───── DATASET EXCERPTS

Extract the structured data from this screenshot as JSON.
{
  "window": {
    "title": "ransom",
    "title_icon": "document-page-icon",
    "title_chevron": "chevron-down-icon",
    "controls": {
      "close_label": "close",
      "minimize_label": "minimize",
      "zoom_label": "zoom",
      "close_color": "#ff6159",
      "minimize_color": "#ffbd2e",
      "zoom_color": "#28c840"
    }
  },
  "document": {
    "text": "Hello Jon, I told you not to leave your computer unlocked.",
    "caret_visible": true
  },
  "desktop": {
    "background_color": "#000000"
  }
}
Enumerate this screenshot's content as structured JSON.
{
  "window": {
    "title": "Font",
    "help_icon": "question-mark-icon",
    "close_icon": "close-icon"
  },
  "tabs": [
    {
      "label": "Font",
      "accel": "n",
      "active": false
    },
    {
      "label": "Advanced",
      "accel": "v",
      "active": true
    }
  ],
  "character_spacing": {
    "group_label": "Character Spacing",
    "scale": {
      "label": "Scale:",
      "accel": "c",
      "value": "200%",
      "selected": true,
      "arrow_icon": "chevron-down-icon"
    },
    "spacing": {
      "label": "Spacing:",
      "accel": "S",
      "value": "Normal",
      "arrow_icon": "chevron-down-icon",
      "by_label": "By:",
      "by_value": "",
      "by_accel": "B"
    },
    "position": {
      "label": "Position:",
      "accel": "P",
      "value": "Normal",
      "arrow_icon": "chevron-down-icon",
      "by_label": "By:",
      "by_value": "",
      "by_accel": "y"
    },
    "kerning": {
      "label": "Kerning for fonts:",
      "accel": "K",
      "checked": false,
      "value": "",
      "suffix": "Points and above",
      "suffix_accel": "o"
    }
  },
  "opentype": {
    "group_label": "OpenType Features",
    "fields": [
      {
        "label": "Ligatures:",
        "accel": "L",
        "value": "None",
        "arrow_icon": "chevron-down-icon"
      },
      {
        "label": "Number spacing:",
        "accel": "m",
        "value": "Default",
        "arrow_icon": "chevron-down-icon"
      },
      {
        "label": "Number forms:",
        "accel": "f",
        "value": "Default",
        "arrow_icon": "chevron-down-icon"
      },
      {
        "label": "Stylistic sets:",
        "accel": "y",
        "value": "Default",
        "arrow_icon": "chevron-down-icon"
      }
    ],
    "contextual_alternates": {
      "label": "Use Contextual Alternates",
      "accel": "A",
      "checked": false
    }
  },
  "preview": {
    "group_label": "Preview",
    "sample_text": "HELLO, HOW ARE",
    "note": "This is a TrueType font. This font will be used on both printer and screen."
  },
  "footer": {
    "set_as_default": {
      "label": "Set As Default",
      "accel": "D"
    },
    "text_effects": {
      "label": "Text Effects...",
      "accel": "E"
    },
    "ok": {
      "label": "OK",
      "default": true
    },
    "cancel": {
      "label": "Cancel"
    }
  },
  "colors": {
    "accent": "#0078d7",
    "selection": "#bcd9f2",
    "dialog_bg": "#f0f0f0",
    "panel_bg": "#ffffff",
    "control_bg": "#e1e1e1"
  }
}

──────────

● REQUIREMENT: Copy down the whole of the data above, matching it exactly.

● SOLUTION TO THE EXERCISE:
Extract the structured data from this screenshot as JSON.
{
  "window": {
    "title": "ransom",
    "title_icon": "document-page-icon",
    "title_chevron": "chevron-down-icon",
    "controls": {
      "close_label": "close",
      "minimize_label": "minimize",
      "zoom_label": "zoom",
      "close_color": "#ff6159",
      "minimize_color": "#ffbd2e",
      "zoom_color": "#28c840"
    }
  },
  "document": {
    "text": "Hello Jon, I told you not to leave your computer unlocked.",
    "caret_visible": true
  },
  "desktop": {
    "background_color": "#000000"
  }
}
Enumerate this screenshot's content as structured JSON.
{
  "window": {
    "title": "Font",
    "help_icon": "question-mark-icon",
    "close_icon": "close-icon"
  },
  "tabs": [
    {
      "label": "Font",
      "accel": "n",
      "active": false
    },
    {
      "label": "Advanced",
      "accel": "v",
      "active": true
    }
  ],
  "character_spacing": {
    "group_label": "Character Spacing",
    "scale": {
      "label": "Scale:",
      "accel": "c",
      "value": "200%",
      "selected": true,
      "arrow_icon": "chevron-down-icon"
    },
    "spacing": {
      "label": "Spacing:",
      "accel": "S",
      "value": "Normal",
      "arrow_icon": "chevron-down-icon",
      "by_label": "By:",
      "by_value": "",
      "by_accel": "B"
    },
    "position": {
      "label": "Position:",
      "accel": "P",
      "value": "Normal",
      "arrow_icon": "chevron-down-icon",
      "by_label": "By:",
      "by_value": "",
      "by_accel": "y"
    },
    "kerning": {
      "label": "Kerning for fonts:",
      "accel": "K",
      "checked": false,
      "value": "",
      "suffix": "Points and above",
      "suffix_accel": "o"
    }
  },
  "opentype": {
    "group_label": "OpenType Features",
    "fields": [
      {
        "label": "Ligatures:",
        "accel": "L",
        "value": "None",
        "arrow_icon": "chevron-down-icon"
      },
      {
        "label": "Number spacing:",
        "accel": "m",
        "value": "Default",
        "arrow_icon": "chevron-down-icon"
      },
      {
        "label": "Number forms:",
        "accel": "f",
        "value": "Default",
        "arrow_icon": "chevron-down-icon"
      },
      {
        "label": "Stylistic sets:",
        "accel": "y",
        "value": "Default",
        "arrow_icon": "chevron-down-icon"
      }
    ],
    "contextual_alternates": {
      "label": "Use Contextual Alternates",
      "accel": "A",
      "checked": false
    }
  },
  "preview": {
    "group_label": "Preview",
    "sample_text": "HELLO, HOW ARE",
    "note": "This is a TrueType font. This font will be used on both printer and screen."
  },
  "footer": {
    "set_as_default": {
      "label": "Set As Default",
      "accel": "D"
    },
    "text_effects": {
      "label": "Text Effects...",
      "accel": "E"
    },
    "ok": {
      "label": "OK",
      "default": true
    },
    "cancel": {
      "label": "Cancel"
    }
  },
  "colors": {
    "accent": "#0078d7",
    "selection": "#bcd9f2",
    "dialog_bg": "#f0f0f0",
    "panel_bg": "#ffffff",
    "control_bg": "#e1e1e1"
  }
}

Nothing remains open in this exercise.